Degree Name

MA (Master of Arts)



Date of Award


Committee Chair or Co-Chairs

Steven E. Nash

Committee Members

Tom Lee, Stephen Fritz


The memory of Andrew Johnson in Greeneville has progressed through three phases. The first phase began during Johnson’s post-presidential career when he sought national office to demonstrate his vindication. After Johnson died the first phase continued through the efforts of his daughters and local Unionists who sought to strengthen the myth of monolithic Unionism and use Johnson to promote reconciliation and to shield the region from federal intervention in the racial hierarchy. The second phase in the construction of Johnson’s memory began in 1908 when Northerners began to unite with white Southerners in white supremacy. East Tennesseans then celebrated the aspects of Johnson’s memory that they cherished, his attempts to undermine Reconstruction. The Civil Rights Movement ushered the final phase, prompting historians to reexamine Johnson’s racism and presidency.

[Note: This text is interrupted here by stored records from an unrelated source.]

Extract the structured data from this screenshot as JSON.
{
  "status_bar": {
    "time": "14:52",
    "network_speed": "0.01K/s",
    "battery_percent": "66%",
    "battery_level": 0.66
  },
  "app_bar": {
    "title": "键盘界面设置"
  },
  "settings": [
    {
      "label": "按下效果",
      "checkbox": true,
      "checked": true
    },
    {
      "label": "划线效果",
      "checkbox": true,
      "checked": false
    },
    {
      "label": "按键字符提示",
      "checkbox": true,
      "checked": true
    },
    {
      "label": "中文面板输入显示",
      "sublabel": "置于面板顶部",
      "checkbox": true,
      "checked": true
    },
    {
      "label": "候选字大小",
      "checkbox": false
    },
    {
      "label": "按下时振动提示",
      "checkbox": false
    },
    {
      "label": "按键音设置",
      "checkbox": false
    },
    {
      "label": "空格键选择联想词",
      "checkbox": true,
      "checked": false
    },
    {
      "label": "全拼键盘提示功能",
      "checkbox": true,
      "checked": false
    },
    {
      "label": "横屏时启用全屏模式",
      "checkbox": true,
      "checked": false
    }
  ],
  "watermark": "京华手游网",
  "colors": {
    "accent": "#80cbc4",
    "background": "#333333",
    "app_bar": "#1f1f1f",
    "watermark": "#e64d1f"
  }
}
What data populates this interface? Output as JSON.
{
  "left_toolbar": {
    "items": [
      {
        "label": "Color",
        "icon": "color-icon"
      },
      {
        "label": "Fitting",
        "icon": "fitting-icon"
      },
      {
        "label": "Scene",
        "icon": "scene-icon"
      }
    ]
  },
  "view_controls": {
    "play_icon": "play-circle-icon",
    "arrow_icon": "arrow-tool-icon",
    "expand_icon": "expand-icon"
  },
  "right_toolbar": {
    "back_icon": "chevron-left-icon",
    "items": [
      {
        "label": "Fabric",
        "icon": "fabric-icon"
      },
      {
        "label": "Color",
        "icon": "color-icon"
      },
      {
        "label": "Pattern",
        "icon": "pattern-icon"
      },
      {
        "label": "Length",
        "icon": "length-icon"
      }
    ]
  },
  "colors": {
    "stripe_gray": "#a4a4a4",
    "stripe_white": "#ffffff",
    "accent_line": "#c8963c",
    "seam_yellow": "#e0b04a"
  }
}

With the image of a white supremacist no longer viable, Greenevillians depict Johnson as a progressive president unfairly impeached by Radical Republicans.

Document Type

Thesis - unrestricted


Copyright by the authors.